Our research activities are within these interconnected areas:
1. Ecology and engineering of microbial communities
Our goals in this area are centered on developing microbial-based therapeutics for maintaining beneficial microbial communities and defeating microbial pathogens in connection to plant and human diseases.
Whether in the human host or in soil, pathogens are interacting with other co-existing microbial species, and such interactions may either limit pathogen colonization or potentiate pathogen expansion and virulence. This point toward an exciting area for novel treatment/control strategies based on biological interference with microbial interaction networks or direct inhibition of the pathogen. Within this area we work to determine the molecular basis of microbe-microbe interactions and how these interactions modify pathogen physiology, virulence and resistance, we investigate how community interactions are modified by evolution and vice versa, and isolate biocontrol strains and/or construct bacteria with pathogen-inhibitory activities. We are also aiming at determining how microbial cells and their activities are spatially distributed within microbial biofilm communities and in complex natural environments.
2. Unraveling the role of microbial secondary metabolites in natural microbial systems
The lab is part of the Center of Excellence, Center for Microbial Secondary Metabolites, CeMiSt, which is led by Professor Lone Gram. Our activities in CeMiSt revolves around understanding the role of the genetic and chemical diversity of Pseudomonas species in soils. We are currently developing/applying synthetic biology tools to be able to manipulate secondary metabolite production in different Pseudomonas species, and work with chemists to detect and quantify these molecules.
3. Engineering and evolution of bacterial regulatory networks
Our goals in this area are centered around understanding and predicting bacterial evolution in response to perturbation of human and soil associated microbial communities.

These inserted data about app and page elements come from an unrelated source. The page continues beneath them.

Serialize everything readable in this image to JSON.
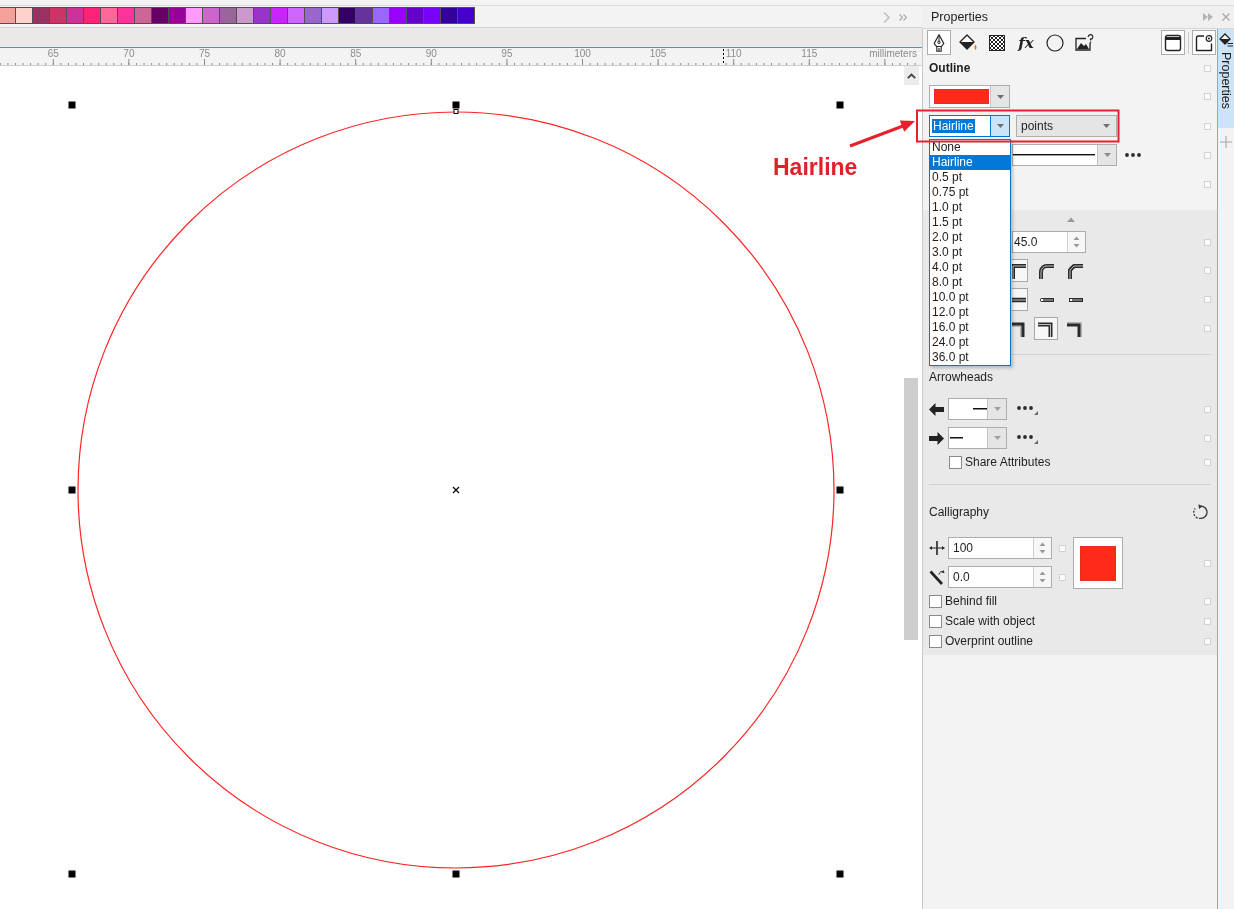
{
  "palette": {
    "swatches": [
      {
        "color": "#f4a19b"
      },
      {
        "color": "#ffd1cd"
      },
      {
        "color": "#993366"
      },
      {
        "color": "#cc3366"
      },
      {
        "color": "#cc3399"
      },
      {
        "color": "#ff2277"
      },
      {
        "color": "#ff6699"
      },
      {
        "color": "#ff3399"
      },
      {
        "color": "#cc6699"
      },
      {
        "color": "#660066"
      },
      {
        "color": "#990099"
      },
      {
        "color": "#ff99ff"
      },
      {
        "color": "#cc66cc"
      },
      {
        "color": "#996699"
      },
      {
        "color": "#cc99cc"
      },
      {
        "color": "#9933cc"
      },
      {
        "color": "#cc22ff"
      },
      {
        "color": "#cc66ff"
      },
      {
        "color": "#9966cc"
      },
      {
        "color": "#cc99ff"
      },
      {
        "color": "#330066"
      },
      {
        "color": "#663399"
      },
      {
        "color": "#9966ff"
      },
      {
        "color": "#9900ff"
      },
      {
        "color": "#6600cc"
      },
      {
        "color": "#7700ff"
      },
      {
        "color": "#330099"
      },
      {
        "color": "#4400cc"
      }
    ]
  },
  "ruler": {
    "labels": [
      "65",
      "70",
      "75",
      "80",
      "85",
      "90",
      "95",
      "100",
      "105",
      "110",
      "115"
    ],
    "unit": "millimeters"
  },
  "canvas": {
    "objects": [
      {
        "kind": "ellipse",
        "selected": true
      }
    ]
  },
  "annotation": {
    "label": "Hairline"
  },
  "panel": {
    "title": "Properties",
    "tabs": [
      {
        "kind": "outline",
        "selected": true
      },
      {
        "kind": "fill",
        "selected": false
      },
      {
        "kind": "transparency",
        "selected": false
      },
      {
        "kind": "effects",
        "glyph": "fx",
        "selected": false
      },
      {
        "kind": "object",
        "selected": false
      },
      {
        "kind": "bitmap",
        "selected": false
      }
    ],
    "outline": {
      "heading": "Outline",
      "width": {
        "value": "Hairline",
        "expanded": true,
        "options": [
          {
            "label": "None",
            "selected": false
          },
          {
            "label": "Hairline",
            "selected": true
          },
          {
            "label": "0.5 pt",
            "selected": false
          },
          {
            "label": "0.75 pt",
            "selected": false
          },
          {
            "label": "1.0 pt",
            "selected": false
          },
          {
            "label": "1.5 pt",
            "selected": false
          },
          {
            "label": "2.0 pt",
            "selected": false
          },
          {
            "label": "3.0 pt",
            "selected": false
          },
          {
            "label": "4.0 pt",
            "selected": false
          },
          {
            "label": "8.0 pt",
            "selected": false
          },
          {
            "label": "10.0 pt",
            "selected": false
          },
          {
            "label": "12.0 pt",
            "selected": false
          },
          {
            "label": "16.0 pt",
            "selected": false
          },
          {
            "label": "24.0 pt",
            "selected": false
          },
          {
            "label": "36.0 pt",
            "selected": false
          }
        ]
      },
      "units": "points",
      "miter_limit": "45.0",
      "corners": [
        {
          "selected": true
        },
        {
          "selected": false
        },
        {
          "selected": false
        }
      ],
      "line_caps": [
        {
          "selected": true
        },
        {
          "selected": false
        },
        {
          "selected": false
        }
      ],
      "position": [
        {
          "selected": false
        },
        {
          "selected": true
        },
        {
          "selected": false
        }
      ]
    },
    "arrowheads": {
      "heading": "Arrowheads",
      "share_attributes": {
        "label": "Share Attributes",
        "checked": false
      }
    },
    "calligraphy": {
      "heading": "Calligraphy",
      "stretch": "100",
      "angle": "0.0",
      "options": [
        {
          "label": "Behind fill",
          "checked": false
        },
        {
          "label": "Scale with object",
          "checked": false
        },
        {
          "label": "Overprint outline",
          "checked": false
        }
      ]
    }
  },
  "dock_tab": {
    "label": "Properties",
    "selected": true
  }
}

Bacterial regulatory networks are frequent targets of evolution in response to ecosystem changes. Understanding, predicting, and eventually controlling such network modifications is important in relation to e.g. optimal performance of biocontrol strains in the environment, and minimizing antibiotic resistance development in pathogens. Our efforts are currently focused on determining the ‘ground-rules´ of how regulatory networks are being shaped by evolution, how genetic changes in either transcription factors or cis-regulatory elements impact their function at the molecular level, and in which way regulatory evolution changes important cellular phenotypes (such as resistance towards toxic inhibitors (e.g. antibiotics), biofilm formation, virulence, and bioactivity/interaction with other microbes).

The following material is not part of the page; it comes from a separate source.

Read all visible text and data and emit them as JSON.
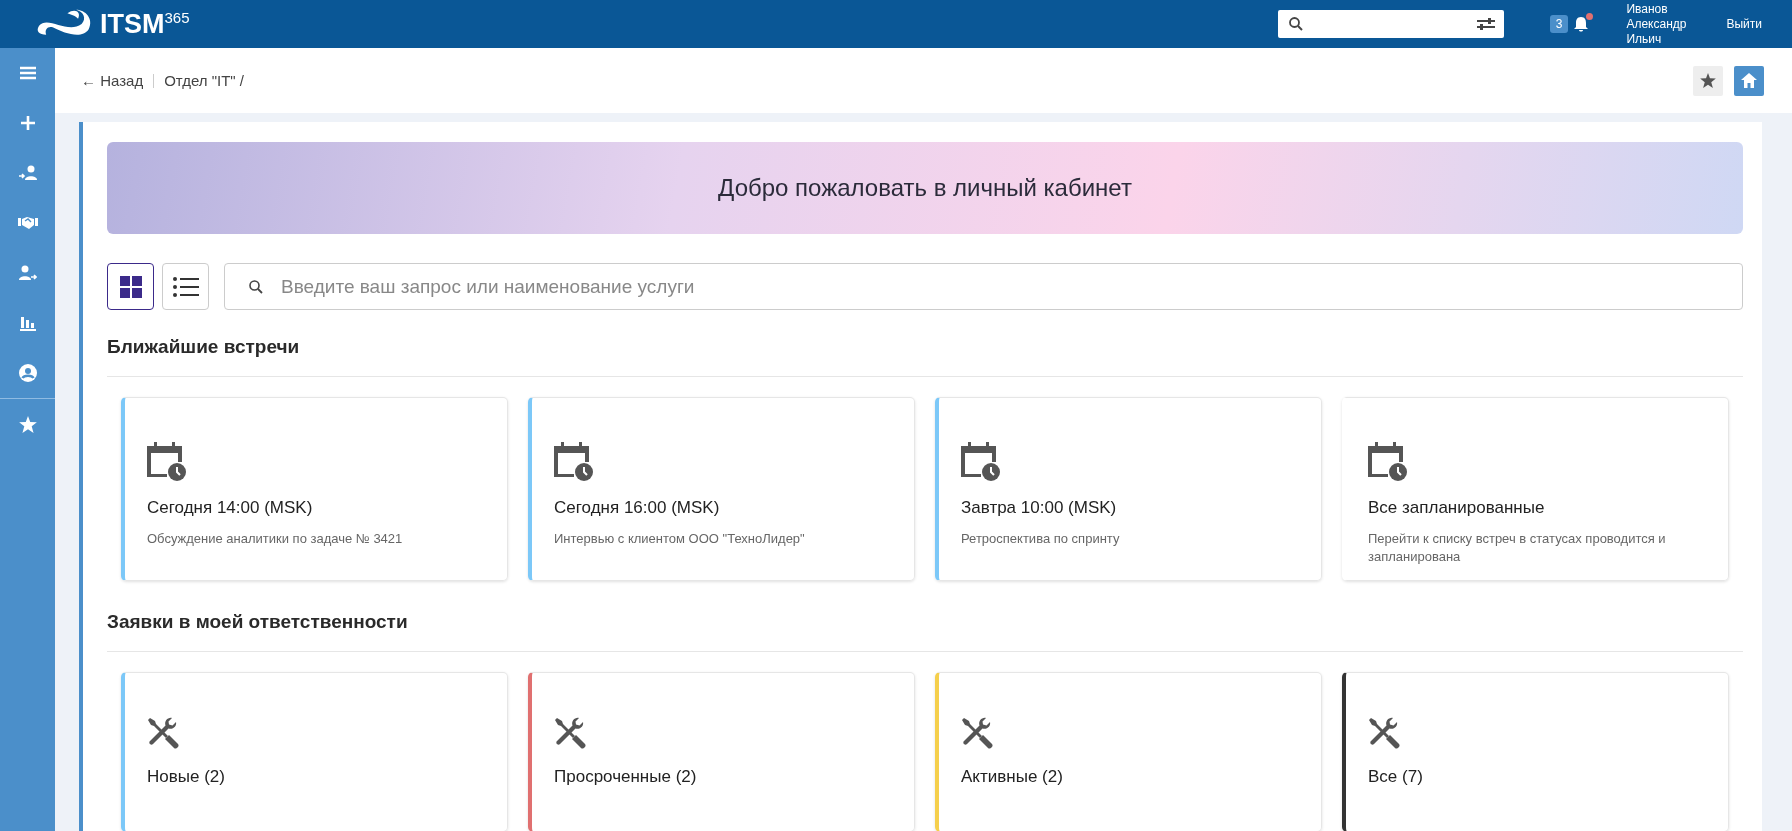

4. Translational microbiology and antibiotic resistance evolution
Our work in this area is broadly aimed at providing better guidance for clinicians in relation to sequence-based diagnostics, treatment, and prevention, and to identify novel target for interference and/or biomarkers.
We use sequencing and functional genomics to define population structures of pathogens, unravel their transmission networks, and determine pathogen evolution during adaptation to host/microbiome environments. A particular focus is on determining the genetic causes of antibiotic resistance development in human pathogens in response to drug therapies. An important element of our activities is to use sequence information as a starting point to establish direct links between the genome sequence and the physiology and behavior of the microbe. Such genotype/phenotype relationships allow us to identify novel (and often unexpected) mutational pathways underlying antibiotic resistance and/or virulence evolution. Our focus is currently on Pseudomonas aeruginosa (one of the major ESKAPE pathogens) and Mycobacterium tuberculosis (perhaps the world’s most successful pathogen).